GOAL OF THE EXERCISE — Copy every line of the records below where the word "energy" occurs.
= Beginning of Section =
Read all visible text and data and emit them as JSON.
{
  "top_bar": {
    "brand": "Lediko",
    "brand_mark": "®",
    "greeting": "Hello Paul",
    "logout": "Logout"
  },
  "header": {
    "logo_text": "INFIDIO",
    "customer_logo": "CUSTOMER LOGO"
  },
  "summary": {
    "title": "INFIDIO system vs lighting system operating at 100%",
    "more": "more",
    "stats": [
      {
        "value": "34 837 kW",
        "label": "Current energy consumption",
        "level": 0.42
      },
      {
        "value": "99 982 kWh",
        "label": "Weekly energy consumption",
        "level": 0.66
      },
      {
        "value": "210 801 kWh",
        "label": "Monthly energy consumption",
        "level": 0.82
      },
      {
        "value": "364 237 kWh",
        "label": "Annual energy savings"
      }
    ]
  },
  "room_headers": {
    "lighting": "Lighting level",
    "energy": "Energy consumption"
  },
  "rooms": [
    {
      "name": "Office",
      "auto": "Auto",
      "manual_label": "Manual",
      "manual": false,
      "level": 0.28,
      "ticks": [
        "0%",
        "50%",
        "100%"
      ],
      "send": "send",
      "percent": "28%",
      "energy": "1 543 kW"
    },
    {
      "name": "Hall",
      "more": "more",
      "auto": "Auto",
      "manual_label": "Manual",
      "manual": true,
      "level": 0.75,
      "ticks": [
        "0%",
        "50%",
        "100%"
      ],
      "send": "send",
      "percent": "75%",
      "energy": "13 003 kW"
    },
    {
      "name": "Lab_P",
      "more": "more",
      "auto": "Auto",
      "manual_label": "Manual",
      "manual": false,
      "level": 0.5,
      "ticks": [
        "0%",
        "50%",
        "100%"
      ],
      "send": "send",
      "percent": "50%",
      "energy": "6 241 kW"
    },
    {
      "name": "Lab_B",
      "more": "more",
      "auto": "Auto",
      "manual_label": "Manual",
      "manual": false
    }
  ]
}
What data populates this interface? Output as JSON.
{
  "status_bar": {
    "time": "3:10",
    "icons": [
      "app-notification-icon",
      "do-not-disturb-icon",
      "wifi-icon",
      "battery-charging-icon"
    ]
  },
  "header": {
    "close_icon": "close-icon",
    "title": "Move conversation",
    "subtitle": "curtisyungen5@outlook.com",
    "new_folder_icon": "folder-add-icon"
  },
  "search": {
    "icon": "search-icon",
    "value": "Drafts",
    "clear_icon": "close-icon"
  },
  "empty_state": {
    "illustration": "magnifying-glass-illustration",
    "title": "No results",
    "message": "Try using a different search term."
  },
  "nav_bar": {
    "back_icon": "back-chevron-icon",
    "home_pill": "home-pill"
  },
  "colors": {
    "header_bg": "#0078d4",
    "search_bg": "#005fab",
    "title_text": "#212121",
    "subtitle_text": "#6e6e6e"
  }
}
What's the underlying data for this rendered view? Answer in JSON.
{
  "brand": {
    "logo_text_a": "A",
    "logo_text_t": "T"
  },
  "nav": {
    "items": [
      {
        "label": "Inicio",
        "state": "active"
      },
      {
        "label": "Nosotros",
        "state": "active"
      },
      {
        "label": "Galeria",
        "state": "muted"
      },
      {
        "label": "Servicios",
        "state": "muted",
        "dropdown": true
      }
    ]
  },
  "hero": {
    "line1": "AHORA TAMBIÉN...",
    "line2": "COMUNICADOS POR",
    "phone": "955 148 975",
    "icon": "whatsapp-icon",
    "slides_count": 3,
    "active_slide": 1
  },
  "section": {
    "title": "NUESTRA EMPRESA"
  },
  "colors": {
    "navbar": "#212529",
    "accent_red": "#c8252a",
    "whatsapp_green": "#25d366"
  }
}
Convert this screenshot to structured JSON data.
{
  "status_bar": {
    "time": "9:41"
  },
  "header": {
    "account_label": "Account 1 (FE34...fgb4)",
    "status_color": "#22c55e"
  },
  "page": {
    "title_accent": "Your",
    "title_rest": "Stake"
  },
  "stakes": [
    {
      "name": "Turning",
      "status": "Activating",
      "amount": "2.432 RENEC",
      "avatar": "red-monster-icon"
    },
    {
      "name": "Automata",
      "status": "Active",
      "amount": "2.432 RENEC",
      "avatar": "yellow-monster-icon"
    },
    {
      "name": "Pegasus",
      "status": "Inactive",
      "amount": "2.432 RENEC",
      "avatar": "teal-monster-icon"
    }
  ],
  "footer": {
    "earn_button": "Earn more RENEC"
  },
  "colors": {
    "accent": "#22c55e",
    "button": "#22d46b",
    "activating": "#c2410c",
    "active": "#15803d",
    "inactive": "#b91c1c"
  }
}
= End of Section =
ANSWER TO THE EXERCISE —
        "label": "Current energy consumption",
        "label": "Weekly energy consumption",
        "label": "Monthly energy consumption",
        "label": "Annual energy savings"
    "energy": "Energy consumption"
      "energy": "1 543 kW"
      "energy": "13 003 kW"
      "energy": "6 241 kW"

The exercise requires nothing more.